Considering some of the teams in their tier, the Timberwolves are not in a terrible position if they opt to enter the trade market. They owe their 2014 first round pick to Phoenix (reward for the Suns taking on the final year of Wes Johnson’s rookie deal, so that the ‘Wolves could fit Andrei Kirilenko into the cap) but that pick is only protected until 2016, according to, so their 2017 and 2019 picks are available while they also maintain the right to offer swapping picks in 2018 and 2020. They have extra second round picks coming from New Orleans, Golden State and Denver in the next three years and second round picks have become real assets, as SB Nation’s Mark Deeks breaks down here. The rights to passing power forward Nemanja Bjelica and stretch four Bojan Dubljevic could also be appealing to a couple of teams with a strong international scouting department and thinking long-term. But Minnesota’s top asset if they were to be creative is Pekovic. After re-signing for a five-year deal worth $60 million in the summer, Pekovic is posting essentially the exact same numbers he did a year ago, just with a lot fewer people talking about it. But the combination of his and Love’s subpar interior defense just isn’t optimal long-term. Saunders should be open-minded about the possibility of dealing Pekovic in exchange for a rim protector to pair Love with. Omer Asik is available and the ‘Wolves engaging the Rockets and a third team for a trade involving both centers and the third team coughing up a first round pick seem like a natural thing to suggest but it’s not as simple, though. Pekovic is a superb scorer, the type that is hard to give up unless you absolutely have to, never more evident that in the team’s loss to Clippers a couple of Sundays ago, when he had 34 points and 14 rebounds to go with Love’s 45 points and 19 rebounds. Of importance as well is the fact that Love has the option to become a free agent as soon as the summer of 2015 and some speculate the relationship between the franchise and its top player has been damaged beyond repair by the David Kahn era. Though a guy like Asik is extremely impactful in a good team looking to become great, he is far less appealing in a rebuilding situation, not to mention that he could bolt in free agency that same summer as well. Taking the gamble of trading Pekovic might be the only path the franchise has of acquiring the high end rim protector that gives it the better chance of upgrading its contention status right now, however.
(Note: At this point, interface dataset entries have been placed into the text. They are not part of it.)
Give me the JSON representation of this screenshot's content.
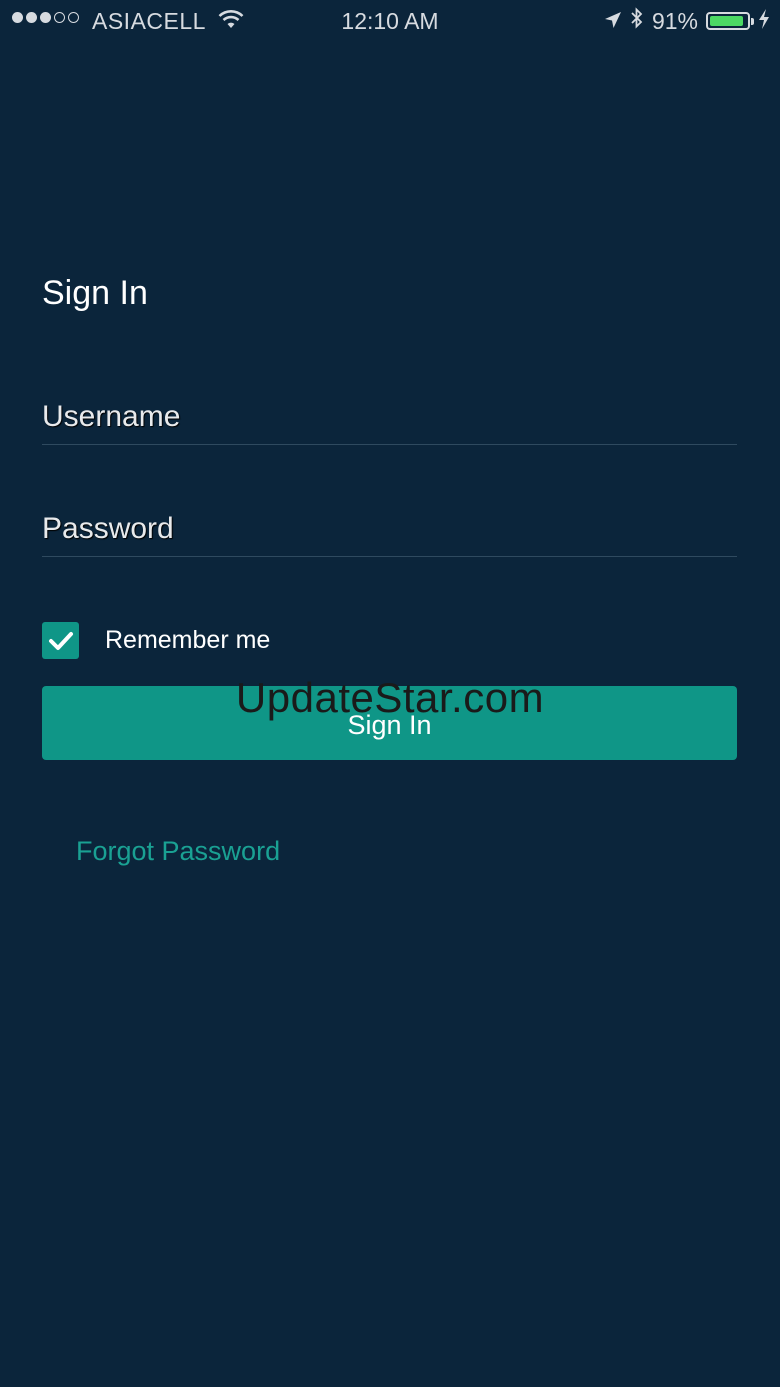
{
  "status_bar": {
    "carrier": "ASIACELL",
    "time": "12:10 AM",
    "battery_percent": "91%",
    "battery_level": 0.91,
    "signal_bars_filled": 3,
    "signal_bars_total": 5
  },
  "form": {
    "title": "Sign In",
    "username_placeholder": "Username",
    "password_placeholder": "Password",
    "remember_label": "Remember me",
    "remember_checked": true,
    "submit_label": "Sign In",
    "forgot_label": "Forgot Password"
  },
  "watermark": "UpdateStar.com",
  "colors": {
    "background": "#0b253b",
    "accent": "#0f9687",
    "link": "#1aa193",
    "battery": "#4cd964"
  }
}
If Minnesota opts not to risk the bird in the hand (a monster scoring center locked into a reasonable contract for four more years) or simply can’t make a trade work (trades are in general naturally hard to close), strengthening the wing should be considered, with the assumed (we never really know who is available at what price) trade market for swingmen featuring Evan Turner, maybe DeMar DeRozan, Steve Novak, Courtney Lee, OJ Mayo, maybe Wilson Chandler, Marvin Williams, Marcus Thornton, maybe Eric Gordon, Ben Gordon and maybe Arron Afflalo; all guys that would be expected to improve the ‘Wolves, some a lot more than others.

For now, this team is doing exactly what should have been expected of them; battle for the eight seed. Higher expectations are misguided. At its core, this is a team with a great player, two very good ones, an overpaid specialist and weak depth around them. Average play seems about right. Taking into consideration the history of the franchise before Kevin Garnett arrived and since he departed, managing to realistically compete for a postseason berth the entire season, let alone succeeding in clinching one, would already be one of the most successful seasons in team history.